I mentioned the shoes. At the end of the week I screwed up the courage to wear a pair of open-toed strappy sandals with only a little bit of a heel, which gave my feet a bit of breathing room, but having my toes out there for the world to see seemed perverse -- on top of, you know, the boobs, the underwear, the hair, the everything. But I guess I'm supposed to have my toenails painted if I'm going to do that, to add some sort of visual interest. I've thought about whether I want to try to do that myself (I painted Laura's nails once or twice) or pay $65 for some other woman to do it for me.
Something that's not totally unexpected... the difference between doing corporate law in Boston versus real estate law in Albany. It's not exactly a challenge -- here's the boilerplate contract, here are one or two provisions that the clients made -- but not having to kill myself at all hours is very liberating. I go home at 5:30, kick off my shoes, open a beer, and... just forget about it. Dinner for one, Wheel, Jeopardy, Netflix documentary, bed at 10. Even rideshare driving didn't leave me feeling this mellow.
The office is a decent place too. Not a huge operation, maybe a dozen or 15 folks. People welcomed me back with a mixture of empathy and curiosity because I was supposedly sick for so long. Weirdly they seemed to indicate that Chantelle has spent a lot of time sick, and I can't figure out if they meant it in a suspicious way or a sympathetic one. I didn't speak much because I really don't know how Chantelle would be in these situations. And besides, one or two of the conversations took a very strange turn.
"You and... Damon Schmidt, right? You were both stuck there?"

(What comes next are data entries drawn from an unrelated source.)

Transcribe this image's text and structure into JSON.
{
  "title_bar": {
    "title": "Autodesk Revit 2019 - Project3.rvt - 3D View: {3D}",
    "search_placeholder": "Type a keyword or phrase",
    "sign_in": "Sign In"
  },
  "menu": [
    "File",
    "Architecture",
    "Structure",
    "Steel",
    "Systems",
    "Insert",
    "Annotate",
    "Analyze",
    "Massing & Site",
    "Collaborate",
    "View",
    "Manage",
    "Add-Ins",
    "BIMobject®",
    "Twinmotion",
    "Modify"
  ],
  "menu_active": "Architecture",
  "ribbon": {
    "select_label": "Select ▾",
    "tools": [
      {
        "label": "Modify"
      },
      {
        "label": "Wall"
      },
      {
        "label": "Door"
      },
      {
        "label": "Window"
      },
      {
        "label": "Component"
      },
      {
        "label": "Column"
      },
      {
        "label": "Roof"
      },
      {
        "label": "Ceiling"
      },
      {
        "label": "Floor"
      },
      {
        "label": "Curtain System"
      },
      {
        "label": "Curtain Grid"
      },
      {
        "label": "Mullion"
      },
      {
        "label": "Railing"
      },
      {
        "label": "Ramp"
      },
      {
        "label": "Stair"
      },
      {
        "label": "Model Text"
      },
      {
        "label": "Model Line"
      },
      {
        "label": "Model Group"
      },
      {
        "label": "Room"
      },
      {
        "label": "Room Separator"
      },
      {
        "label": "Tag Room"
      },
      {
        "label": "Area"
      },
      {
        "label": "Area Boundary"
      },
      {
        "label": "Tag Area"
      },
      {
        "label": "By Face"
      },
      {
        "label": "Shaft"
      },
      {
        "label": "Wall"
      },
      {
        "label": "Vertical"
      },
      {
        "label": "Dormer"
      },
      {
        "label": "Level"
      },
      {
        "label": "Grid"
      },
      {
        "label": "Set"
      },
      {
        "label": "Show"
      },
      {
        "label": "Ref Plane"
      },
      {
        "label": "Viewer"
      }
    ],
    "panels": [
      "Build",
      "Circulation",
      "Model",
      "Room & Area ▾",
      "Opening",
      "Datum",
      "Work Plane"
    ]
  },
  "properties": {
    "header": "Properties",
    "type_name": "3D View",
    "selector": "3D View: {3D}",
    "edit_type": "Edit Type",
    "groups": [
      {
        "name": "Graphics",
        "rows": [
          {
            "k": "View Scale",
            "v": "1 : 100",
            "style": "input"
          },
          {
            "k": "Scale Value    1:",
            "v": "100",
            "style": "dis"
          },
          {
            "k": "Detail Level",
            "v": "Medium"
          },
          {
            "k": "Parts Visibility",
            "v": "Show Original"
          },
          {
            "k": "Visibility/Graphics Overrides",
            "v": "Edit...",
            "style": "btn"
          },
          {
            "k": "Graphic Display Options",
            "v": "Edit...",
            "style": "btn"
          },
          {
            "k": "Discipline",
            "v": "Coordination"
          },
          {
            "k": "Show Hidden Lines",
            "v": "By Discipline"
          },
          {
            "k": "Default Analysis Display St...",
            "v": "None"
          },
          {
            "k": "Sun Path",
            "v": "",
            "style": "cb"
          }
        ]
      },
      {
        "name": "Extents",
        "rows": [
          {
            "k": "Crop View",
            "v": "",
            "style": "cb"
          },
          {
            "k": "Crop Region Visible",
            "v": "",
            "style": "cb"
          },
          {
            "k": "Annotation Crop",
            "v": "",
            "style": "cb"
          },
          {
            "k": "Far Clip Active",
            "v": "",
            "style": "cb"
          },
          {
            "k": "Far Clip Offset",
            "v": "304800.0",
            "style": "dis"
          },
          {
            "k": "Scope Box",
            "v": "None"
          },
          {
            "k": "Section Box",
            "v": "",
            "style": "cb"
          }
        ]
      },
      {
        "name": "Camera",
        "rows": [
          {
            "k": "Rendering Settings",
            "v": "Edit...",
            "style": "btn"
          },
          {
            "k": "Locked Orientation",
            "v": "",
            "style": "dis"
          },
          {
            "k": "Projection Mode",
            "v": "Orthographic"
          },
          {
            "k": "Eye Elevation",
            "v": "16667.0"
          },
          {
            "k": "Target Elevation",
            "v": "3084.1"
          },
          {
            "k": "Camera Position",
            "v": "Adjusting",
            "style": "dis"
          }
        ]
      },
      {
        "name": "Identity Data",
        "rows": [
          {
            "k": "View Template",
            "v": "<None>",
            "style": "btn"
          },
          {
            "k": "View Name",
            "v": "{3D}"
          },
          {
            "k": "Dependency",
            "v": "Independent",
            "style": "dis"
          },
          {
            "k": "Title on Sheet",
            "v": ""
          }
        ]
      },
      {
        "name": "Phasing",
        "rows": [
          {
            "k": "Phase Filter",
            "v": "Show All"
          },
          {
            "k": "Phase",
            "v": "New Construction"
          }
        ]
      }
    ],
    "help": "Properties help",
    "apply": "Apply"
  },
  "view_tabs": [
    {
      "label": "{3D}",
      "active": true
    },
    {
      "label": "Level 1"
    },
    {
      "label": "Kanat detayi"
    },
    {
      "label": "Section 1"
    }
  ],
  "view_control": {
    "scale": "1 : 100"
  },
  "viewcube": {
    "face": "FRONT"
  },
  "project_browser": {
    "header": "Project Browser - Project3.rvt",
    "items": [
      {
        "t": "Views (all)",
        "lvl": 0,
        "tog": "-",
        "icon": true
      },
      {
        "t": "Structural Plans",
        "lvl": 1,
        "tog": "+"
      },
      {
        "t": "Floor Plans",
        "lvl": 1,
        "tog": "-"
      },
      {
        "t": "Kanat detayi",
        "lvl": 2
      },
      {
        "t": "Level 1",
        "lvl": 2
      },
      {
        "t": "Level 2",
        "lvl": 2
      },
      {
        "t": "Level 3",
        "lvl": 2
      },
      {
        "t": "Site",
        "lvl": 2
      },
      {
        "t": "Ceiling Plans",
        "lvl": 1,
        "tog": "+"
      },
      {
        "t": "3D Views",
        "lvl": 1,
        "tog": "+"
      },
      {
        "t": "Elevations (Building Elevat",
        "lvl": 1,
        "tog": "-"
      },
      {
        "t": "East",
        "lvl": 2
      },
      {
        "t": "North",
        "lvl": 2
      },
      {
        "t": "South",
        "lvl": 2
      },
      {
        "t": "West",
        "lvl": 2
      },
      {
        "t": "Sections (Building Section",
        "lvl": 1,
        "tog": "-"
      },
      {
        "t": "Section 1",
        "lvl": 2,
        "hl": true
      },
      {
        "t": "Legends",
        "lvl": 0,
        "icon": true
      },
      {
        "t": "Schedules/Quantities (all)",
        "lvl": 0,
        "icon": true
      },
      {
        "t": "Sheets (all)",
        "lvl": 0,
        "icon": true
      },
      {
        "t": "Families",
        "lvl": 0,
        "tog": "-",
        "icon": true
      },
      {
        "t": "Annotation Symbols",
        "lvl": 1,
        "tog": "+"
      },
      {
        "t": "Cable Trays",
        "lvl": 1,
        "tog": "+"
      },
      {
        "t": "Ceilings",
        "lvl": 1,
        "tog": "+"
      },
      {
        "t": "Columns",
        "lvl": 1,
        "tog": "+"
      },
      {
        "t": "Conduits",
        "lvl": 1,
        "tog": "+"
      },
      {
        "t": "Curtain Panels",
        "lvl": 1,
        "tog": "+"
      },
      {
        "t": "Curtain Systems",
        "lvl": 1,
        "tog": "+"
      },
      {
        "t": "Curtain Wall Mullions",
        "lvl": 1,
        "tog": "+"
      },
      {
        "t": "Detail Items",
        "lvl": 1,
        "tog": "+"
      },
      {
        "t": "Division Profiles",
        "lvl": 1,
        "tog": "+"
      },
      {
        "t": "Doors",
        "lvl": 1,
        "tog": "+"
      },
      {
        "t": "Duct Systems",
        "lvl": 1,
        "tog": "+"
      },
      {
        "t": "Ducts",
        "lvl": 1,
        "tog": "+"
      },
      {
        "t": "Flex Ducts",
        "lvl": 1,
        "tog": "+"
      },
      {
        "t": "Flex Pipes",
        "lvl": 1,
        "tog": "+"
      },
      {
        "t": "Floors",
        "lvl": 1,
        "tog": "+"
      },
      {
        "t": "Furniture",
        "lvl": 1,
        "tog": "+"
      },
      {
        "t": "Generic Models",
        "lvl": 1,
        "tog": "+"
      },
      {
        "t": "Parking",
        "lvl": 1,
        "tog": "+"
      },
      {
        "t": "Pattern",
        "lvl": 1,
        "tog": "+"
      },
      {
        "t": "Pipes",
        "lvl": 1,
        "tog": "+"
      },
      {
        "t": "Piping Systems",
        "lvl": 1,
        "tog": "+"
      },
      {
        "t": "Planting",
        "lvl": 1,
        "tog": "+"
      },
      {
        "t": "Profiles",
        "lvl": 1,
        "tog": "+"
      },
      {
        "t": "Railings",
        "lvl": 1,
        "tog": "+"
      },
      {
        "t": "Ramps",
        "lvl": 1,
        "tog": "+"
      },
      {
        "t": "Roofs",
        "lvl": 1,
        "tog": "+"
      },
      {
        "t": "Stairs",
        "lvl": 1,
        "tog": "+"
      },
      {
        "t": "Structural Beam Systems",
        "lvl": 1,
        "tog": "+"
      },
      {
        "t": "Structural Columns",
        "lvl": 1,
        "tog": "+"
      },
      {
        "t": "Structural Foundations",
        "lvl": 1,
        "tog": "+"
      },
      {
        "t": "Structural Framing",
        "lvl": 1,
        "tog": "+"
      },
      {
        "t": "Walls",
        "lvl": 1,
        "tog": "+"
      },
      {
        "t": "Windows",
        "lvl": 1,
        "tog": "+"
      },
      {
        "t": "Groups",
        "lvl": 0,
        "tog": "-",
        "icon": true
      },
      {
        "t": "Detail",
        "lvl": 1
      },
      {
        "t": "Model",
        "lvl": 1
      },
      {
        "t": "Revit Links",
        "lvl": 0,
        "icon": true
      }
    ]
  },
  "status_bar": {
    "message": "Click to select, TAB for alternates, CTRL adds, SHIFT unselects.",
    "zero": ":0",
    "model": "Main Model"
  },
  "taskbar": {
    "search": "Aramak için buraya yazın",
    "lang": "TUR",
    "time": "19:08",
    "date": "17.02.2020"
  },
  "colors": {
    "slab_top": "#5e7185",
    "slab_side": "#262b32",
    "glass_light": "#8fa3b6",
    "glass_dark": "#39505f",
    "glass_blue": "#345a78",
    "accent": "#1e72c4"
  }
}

Damon -- aka my wife Laura -- doesn't work in my office, which is something of a relief, as much as I wouldn't mind having an ally here. He's a real estate broker affiliated with the firm, which is a job Laura doesn't know much about having never even bought a house, so I'm not sure what it means for her. I suppose if she wanted to talk about it she would post here but she is keeping her distance, much to me frustration. He's also married. And yes, he disappeared while on a getaway that also included Chantelle.
People will talk.
I'm being tactful. I honestly don't know whether Chantelle and Damon had a fling going on. It might very well be none of my business. I'm simply going to deny and play it down, and when Damon and Chantelle aren't seen in public going forward, the rumors will drop off.
That said, I really do feel like I'm walking on eggshells. I don't want anyone to look too closely at me or what I'm doing. I want to get through this and find a way back to...
Hm... what am I supposed to be going back to?
Lastly, in the middle of the day yesterday this body visited me with my very first period. I had a sense it was coming because from the weekend I was feeling a severe pain that I had never experienced before and I put two and two together. Of course I couldn't be in the bodies of one of those women who get mild menstrual symptoms, these were damn near debilitating. I wanted to post about it but I didn't want to be called wimpy for not being able to handle what might be the "normal" amount of pain for a woman but I really think this was abnormal. The bleeding itself wasn't overly traumatic, it was just "Oh, there goes a decent pair of underwear, and now I have to figure out how to... take care of it." And once that started the painful symptoms trailed off to a dull throb.
There was a tampon dispenser in the washroom, as well as a few spare ones rattling around the bottom of my purse but I never thought to bring it to the washroom, and anyway I wasn't mentally ready for that. I dashed over to Walgreen's for pads, but uh, I don't think I'm a "pads gal." Feels weird. I've got to figure out a solution that works for me.
This is my life.